Isaac Burns Murphy (1861–1896), the first jockey of any race to win the Kentucky Derby three times, was considered one of the greatest race riders in American history: He won 44 percent of all the races he rode. His Derby record held until 1930. Murphy won the first in 1884, the second in 1890, and the third in 1891, which made him the first jockey to capture Derby titles two years in a row. In 1884 he became the only jockey to win the Derby, the Kentucky Oaks, and the Clark Stakes in the same Churchill Downs meeting. In 1955 Murphy was the first jockey voted into the Jockey Hall of Fame at the National Museum of Racing, Saratoga Springs, New York. Born on the David Tanner farm in Fayette County, Kentucky, he took the name Murphy to honor his grandfather, Green Murphy, a well-known auctioneer in Lexington. He learned to ride at age fourteen and was one of the dominant figures in thoroughbred racing from the Civil War until 1891. Murphy won forty-nine of fifty-one starts in Saratoga in 1882 and had multiple wins in the Clark Handicap, the Latonia Derby, and the American Derby, during the 1880s. In the latter years of his racing career, he had a weight problem and once was suspended for being drunk while racing when, in reality, weakness from dieting caused him to fall from his horse. His participation in races declined, and he tried to change gears and become a horse trainer. He was a resident of Lexington, Kentucky, at the time of his death.

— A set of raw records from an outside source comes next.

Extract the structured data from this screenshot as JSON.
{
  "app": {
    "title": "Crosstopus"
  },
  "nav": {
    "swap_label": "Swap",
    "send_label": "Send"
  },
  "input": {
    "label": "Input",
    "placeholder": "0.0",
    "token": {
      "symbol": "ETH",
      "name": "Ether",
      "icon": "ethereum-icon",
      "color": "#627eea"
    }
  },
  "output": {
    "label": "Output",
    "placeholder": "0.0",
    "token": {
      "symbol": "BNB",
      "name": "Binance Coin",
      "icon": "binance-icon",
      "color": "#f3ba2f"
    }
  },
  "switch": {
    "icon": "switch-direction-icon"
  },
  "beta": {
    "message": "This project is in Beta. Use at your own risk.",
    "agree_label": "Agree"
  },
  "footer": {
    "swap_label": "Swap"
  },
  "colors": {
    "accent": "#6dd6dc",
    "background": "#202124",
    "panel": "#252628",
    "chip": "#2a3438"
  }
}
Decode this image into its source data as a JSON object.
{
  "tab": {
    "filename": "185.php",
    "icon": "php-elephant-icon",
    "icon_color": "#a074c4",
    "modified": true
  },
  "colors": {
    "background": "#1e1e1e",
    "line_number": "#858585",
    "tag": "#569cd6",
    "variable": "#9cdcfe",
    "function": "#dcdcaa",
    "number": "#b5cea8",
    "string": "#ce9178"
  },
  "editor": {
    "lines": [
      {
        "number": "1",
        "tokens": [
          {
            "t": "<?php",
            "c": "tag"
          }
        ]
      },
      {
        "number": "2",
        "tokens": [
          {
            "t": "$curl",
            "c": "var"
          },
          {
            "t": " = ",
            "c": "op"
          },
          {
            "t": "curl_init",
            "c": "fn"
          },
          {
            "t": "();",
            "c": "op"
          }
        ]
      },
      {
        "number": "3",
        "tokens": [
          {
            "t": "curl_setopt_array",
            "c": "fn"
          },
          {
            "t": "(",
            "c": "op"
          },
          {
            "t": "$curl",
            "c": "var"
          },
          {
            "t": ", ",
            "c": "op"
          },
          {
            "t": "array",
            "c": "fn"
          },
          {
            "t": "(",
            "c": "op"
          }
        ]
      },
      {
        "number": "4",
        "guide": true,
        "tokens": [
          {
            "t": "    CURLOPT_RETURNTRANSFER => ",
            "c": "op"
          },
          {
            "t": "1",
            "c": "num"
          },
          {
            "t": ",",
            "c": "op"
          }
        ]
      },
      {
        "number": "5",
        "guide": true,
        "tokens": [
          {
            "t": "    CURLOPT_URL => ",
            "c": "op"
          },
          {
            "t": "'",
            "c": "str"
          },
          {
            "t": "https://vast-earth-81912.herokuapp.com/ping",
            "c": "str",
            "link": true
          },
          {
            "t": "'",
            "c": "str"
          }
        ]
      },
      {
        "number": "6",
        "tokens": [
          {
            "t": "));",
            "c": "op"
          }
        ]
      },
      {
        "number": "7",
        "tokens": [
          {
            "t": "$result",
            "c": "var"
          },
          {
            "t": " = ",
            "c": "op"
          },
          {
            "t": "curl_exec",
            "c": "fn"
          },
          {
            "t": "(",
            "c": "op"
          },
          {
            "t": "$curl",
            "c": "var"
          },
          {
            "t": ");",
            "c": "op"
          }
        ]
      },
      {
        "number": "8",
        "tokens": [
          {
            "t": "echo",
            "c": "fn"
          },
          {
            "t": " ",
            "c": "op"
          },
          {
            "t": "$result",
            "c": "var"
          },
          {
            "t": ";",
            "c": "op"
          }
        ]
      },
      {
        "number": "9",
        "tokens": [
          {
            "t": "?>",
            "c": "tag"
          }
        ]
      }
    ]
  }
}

His body was removed from its grave in a segregated cemetery in 1967, and his remains were reburied with a marker at Man O’ War Memorial Park in Fayette County, Kentucky.
One of the most successful jockeys of all time was Isaac Burns Murphy, the first person to win the Kentucky Derby three times.